- INFORMATION

* * * * * * *

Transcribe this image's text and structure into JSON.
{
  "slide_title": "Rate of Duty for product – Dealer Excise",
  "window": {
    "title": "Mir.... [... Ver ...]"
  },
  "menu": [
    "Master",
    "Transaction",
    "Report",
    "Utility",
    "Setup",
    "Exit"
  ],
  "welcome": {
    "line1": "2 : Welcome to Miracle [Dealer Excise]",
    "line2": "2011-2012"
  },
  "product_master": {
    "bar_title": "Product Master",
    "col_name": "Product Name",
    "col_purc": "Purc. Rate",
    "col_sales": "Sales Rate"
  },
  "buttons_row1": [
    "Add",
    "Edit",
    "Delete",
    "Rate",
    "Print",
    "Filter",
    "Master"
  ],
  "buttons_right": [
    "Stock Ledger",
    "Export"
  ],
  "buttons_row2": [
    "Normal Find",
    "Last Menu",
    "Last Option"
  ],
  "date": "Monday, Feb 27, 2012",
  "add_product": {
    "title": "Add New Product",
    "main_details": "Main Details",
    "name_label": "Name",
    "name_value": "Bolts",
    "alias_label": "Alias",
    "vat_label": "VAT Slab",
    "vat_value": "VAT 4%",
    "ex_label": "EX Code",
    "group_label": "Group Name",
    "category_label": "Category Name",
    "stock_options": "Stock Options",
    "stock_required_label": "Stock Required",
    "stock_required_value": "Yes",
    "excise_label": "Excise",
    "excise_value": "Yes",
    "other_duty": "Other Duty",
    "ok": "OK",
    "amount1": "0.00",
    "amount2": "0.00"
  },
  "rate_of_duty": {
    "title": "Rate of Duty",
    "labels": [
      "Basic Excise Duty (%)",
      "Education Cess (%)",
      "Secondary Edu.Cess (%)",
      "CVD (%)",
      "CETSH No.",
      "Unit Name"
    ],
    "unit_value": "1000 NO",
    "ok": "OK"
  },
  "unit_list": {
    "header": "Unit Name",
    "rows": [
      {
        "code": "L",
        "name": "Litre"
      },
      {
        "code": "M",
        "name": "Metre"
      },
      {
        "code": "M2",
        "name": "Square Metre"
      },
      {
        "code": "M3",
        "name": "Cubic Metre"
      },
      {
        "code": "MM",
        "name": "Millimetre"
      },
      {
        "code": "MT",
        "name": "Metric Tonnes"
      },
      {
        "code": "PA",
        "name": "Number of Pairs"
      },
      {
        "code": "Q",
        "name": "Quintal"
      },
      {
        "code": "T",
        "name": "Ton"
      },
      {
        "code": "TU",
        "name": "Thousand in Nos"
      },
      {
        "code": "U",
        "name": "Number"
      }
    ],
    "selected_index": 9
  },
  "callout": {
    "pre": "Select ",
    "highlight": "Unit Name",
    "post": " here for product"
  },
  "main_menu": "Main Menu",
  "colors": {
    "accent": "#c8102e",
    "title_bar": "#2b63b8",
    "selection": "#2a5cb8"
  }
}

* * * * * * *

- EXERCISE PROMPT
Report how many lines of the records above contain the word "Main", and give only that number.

- ANSWER TO THIS TASK
2